Anti-heroes. The characters that are too bad to be good, but too good to be fully bad. Some people like to overuse the troupe, while others…avoid them altogether. Why? Well, some would argue it’s because they’re too complicated.
But, if you’re the latter group of writers here, you should know that, while anti-heroes can be hard to write, there are benefits to them as well. Anti-heroes can be some of the most loved characters in fiction, if you write them the right way. They relate to your reader at a deeper level, because they struggle with morals just like every other human on earth. They’re complicated like every other human on earth.
However, as I said before, Anti-heroes are quite tricky to write. You can dive too far off the deep end and have your character make so many evil decisions they’re just considered as a villain. But they can’t look too good either, otherwise they’ll steal the protagonist’s spotlight. So how do you make the perfectly balanced Anti-hero? How can you succeed in making them so loveable? And how in the world do you even create one in the first place?
Believe or not, the answer is found in one of Disney’s most iconic comedy characters.
Pirates of The Caribbean
Pirates of the Caribbean is a dashing tale full of suspense, sword-fights, and skeletons. Although it was originally based off of the popular Disney World ride, the plot is surprisingly coherent and engaging on its own. It follows Will, a blacksmith’s apprentice who was saved from a shipwreck as a kid. Elizabeth Swann, the young princess who rescued him, stole a mysterious pendant from Will while he was unconscious to keep him from being recognized as a pirate. For many years, she alone knew that Will was a pirate, or at least the son of one.
As Elizabeth’s interest in Will grows, so does her interest in his pendant. Elizabeth discovers that it has been enchanted, and that discovery summons a hoard of immortal ghost pirates to kidnap her. Will is determined to rescue her, but in order to track down the ghost pirates he has to team up with Captain Jack Sparrow.
Jack Sparrow is an…interesting character. He captained the Black Pearl before his crew committed mutiny and threw him onto a deserted island. Jack has a sole motive: to regain his ship and his crew.
To accomplish this goal, he teams up with Will. To the viewer, it looks like he’s doing the right, heroic, thing. Until it’s revealed that he plans to use Will as a bargaining chip in exchange for his ship. However, when his plans later fail, he ends up helping Will and Elizabeth fight off the ghost pirates. And throughout the rest of the movie he continues to switch sides.
You’d think that someone who was that unreliable would come across as annoying or unlikeable, yet Jack Sparrow is one of Disney’s most iconic characters. People laugh at all his jokes, and his wit and cleverness are hilarious. Jack Sparrow is loveable, despite his selfish motives throughout the movie. But why?
Two Kinds of Anti-Heros
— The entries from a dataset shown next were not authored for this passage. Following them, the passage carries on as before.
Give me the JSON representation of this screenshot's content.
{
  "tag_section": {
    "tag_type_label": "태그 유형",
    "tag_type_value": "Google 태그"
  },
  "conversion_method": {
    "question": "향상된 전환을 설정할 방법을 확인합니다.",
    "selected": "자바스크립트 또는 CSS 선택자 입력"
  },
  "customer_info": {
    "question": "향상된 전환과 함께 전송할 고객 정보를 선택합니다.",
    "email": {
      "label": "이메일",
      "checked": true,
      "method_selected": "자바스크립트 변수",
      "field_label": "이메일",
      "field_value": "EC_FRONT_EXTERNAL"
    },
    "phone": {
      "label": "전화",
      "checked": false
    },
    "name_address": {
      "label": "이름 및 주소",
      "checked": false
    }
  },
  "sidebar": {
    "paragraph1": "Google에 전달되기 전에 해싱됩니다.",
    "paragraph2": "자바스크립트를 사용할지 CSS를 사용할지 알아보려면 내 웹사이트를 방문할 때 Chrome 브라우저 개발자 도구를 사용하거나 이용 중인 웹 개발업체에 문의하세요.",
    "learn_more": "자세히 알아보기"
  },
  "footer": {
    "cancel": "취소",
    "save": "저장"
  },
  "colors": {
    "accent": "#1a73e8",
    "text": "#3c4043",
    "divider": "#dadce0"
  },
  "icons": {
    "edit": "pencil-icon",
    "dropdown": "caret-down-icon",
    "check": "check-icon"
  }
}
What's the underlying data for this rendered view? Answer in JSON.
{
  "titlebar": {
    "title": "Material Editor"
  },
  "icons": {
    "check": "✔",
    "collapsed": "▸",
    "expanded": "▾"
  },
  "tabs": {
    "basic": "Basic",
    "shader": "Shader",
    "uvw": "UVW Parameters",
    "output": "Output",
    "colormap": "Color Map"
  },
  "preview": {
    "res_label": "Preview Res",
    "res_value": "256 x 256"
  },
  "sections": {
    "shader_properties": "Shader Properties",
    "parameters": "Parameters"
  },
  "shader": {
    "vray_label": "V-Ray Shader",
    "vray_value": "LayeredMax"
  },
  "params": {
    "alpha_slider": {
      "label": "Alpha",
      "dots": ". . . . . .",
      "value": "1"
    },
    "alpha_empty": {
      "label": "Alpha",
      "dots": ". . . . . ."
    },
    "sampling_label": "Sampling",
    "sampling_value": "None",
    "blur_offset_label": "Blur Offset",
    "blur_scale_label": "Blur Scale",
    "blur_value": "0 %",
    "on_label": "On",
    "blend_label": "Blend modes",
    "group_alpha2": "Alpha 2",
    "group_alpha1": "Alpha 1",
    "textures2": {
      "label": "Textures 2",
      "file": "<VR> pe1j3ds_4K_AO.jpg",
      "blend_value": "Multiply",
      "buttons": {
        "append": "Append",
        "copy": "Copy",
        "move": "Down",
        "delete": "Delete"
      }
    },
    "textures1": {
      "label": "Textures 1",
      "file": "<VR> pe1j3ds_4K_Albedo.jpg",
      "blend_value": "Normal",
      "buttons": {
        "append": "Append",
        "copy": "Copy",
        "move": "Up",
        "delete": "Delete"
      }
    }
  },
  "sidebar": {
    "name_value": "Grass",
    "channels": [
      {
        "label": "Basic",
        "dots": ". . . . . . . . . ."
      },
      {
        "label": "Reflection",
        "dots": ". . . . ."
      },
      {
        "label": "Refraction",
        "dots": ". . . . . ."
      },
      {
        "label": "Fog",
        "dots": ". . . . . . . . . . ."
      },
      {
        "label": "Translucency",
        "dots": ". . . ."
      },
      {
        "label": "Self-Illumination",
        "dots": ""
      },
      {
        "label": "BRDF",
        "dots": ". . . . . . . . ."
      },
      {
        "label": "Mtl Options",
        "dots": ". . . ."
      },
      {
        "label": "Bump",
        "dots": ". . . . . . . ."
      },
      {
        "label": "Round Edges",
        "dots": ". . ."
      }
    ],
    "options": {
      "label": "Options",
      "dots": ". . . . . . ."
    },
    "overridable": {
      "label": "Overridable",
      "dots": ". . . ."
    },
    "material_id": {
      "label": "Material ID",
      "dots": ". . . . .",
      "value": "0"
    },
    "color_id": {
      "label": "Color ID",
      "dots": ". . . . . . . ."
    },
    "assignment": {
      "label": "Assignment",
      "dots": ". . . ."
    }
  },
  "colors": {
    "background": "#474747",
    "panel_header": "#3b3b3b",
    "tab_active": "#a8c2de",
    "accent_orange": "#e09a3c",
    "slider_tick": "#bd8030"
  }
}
Well, there are two kinds of anti-heroes. The first one is the positive kind. These characters, like Jack Sparrow, may be originally driven by selfish motives and may make some bad decisions because of that, but they ultimately make the right choice in the end. Anti-heroes are constantly struggling with good and evil morals, and the positive kind are defined by their final decision to make the right (and less selfish) decision.
The second kind is a bit different. Essentially, negative anti-heroes give in to their selfish tendencies and they ultimately choose to side with the villain. (This is also known as a negative character arc, which I hope to discuss in another article soon!) But for now, we’re going to focus on the positive kind.
Now that we’ve established what kind of anti-hero we’ll be focusing on, here are some tips for developing one.
Just like Jack Sparrow, your anti-hero should have a great internal struggle between wanting to follow their selfish desires and knowing they should do what’s right instead. For Jack, he looked like a good guy when he saved Elizabeth from drowning early on and later joined Will to rescue her from his own crew. Later, his selfish desire to regain his ship dominated when he tried to bargain away Will. Yet he still fights and protects Will and Elizabeth near the climax of the movie, proving that he was willing to make the right decision in the end.
When your readers know that they can ultimately trust your anti-hero (even if they don’t always do the right thing), it makes him much more relatable. Jack Sparrow isn’t viewed as a crazy antagonist who ruins everyone’s lives, but instead is seen as a loveable comedy relief character. That wouldn’t have been possible if the writers hadn’t shown that he was willing to make the hard choices when the time comes and that he’s willing to do what’s right, even at a cost.
What are your favorite anti-heroes? What other aspects of that troupe make those characters memorable and hilarious? And how was this article? Too sweet? Too sour? Just right?
Hello, I’m Sophia! I’m a child of God and I (if you couldn’t tell already) love to write! I’m also a total theater kid and strong dessert (specifically cupcake) enthusiast. For as long as I can remember, I’ve enjoyed both reading and making my own stories. I’m so glad I get to share with you what I’ve learned from some of my favorite (or sometimes least favorite) stories on this blog.